A nearby witness – the family friend who drove Saidi to the station – described the situation as a “very serious and violent wrestling match.”

That’s when the officer pulled his gun. Saidi then tried to grab the officer’s gun and the officer fired five times, striking the victim each time. Three of the wounds – two through the upper back on one through the right shoulder — proved to be fatal after striking vital organs and arteries.

Loparco’s report also addressed shooting the victim in the back. “While at first blush this may raise some question with respect to the justification of the shooting of the Complainant, it is without dispute, based on the video evidence, that the Complainant and the SO (subject officer) were involved in a struggle at the time that the SO discharged his firearm, and that the actions and position of the Complainant left the SO with few choices.” The two officers and Saidi were in a small building alcove and Loparco noted that the officer had few options because he could have risked shooting himself or could have had his gun taken away.

Loparco noted the time from when Saidi entered the detachment to sign in until the final shot was fired was less than two minutes (105 seconds).

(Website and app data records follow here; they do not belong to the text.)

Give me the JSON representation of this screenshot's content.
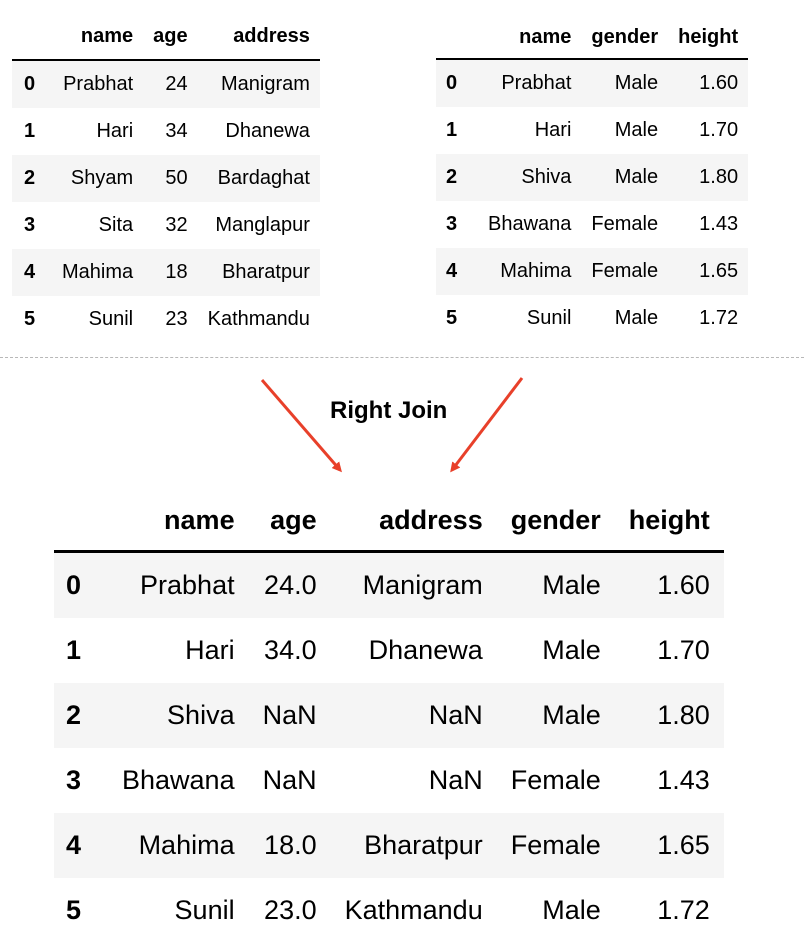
{
  "left_table": {
    "columns": [
      "",
      "name",
      "age",
      "address"
    ],
    "rows": [
      [
        "0",
        "Prabhat",
        "24",
        "Manigram"
      ],
      [
        "1",
        "Hari",
        "34",
        "Dhanewa"
      ],
      [
        "2",
        "Shyam",
        "50",
        "Bardaghat"
      ],
      [
        "3",
        "Sita",
        "32",
        "Manglapur"
      ],
      [
        "4",
        "Mahima",
        "18",
        "Bharatpur"
      ],
      [
        "5",
        "Sunil",
        "23",
        "Kathmandu"
      ]
    ]
  },
  "right_table": {
    "columns": [
      "",
      "name",
      "gender",
      "height"
    ],
    "rows": [
      [
        "0",
        "Prabhat",
        "Male",
        "1.60"
      ],
      [
        "1",
        "Hari",
        "Male",
        "1.70"
      ],
      [
        "2",
        "Shiva",
        "Male",
        "1.80"
      ],
      [
        "3",
        "Bhawana",
        "Female",
        "1.43"
      ],
      [
        "4",
        "Mahima",
        "Female",
        "1.65"
      ],
      [
        "5",
        "Sunil",
        "Male",
        "1.72"
      ]
    ]
  },
  "join_label": "Right Join",
  "arrow_color": "#e8402a",
  "result_table": {
    "columns": [
      "",
      "name",
      "age",
      "address",
      "gender",
      "height"
    ],
    "rows": [
      [
        "0",
        "Prabhat",
        "24.0",
        "Manigram",
        "Male",
        "1.60"
      ],
      [
        "1",
        "Hari",
        "34.0",
        "Dhanewa",
        "Male",
        "1.70"
      ],
      [
        "2",
        "Shiva",
        "NaN",
        "NaN",
        "Male",
        "1.80"
      ],
      [
        "3",
        "Bhawana",
        "NaN",
        "NaN",
        "Female",
        "1.43"
      ],
      [
        "4",
        "Mahima",
        "18.0",
        "Bharatpur",
        "Female",
        "1.65"
      ],
      [
        "5",
        "Sunil",
        "23.0",
        "Kathmandu",
        "Male",
        "1.72"
      ]
    ]
  }
}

The director described the whole situation as a “very violent, fast moving, adrenaline-pumping, and frightening situation, with both officers describing a fear both for their own lives and the lives of each other.”

Loparco concluded that he was “satisfied on reasonable grounds on this record that the actions exercised by the SO (subject officer), despite the tragic loss of life, fell within the limits prescribed by the criminal law and there are no grounds for proceeding with criminal charges in this case.”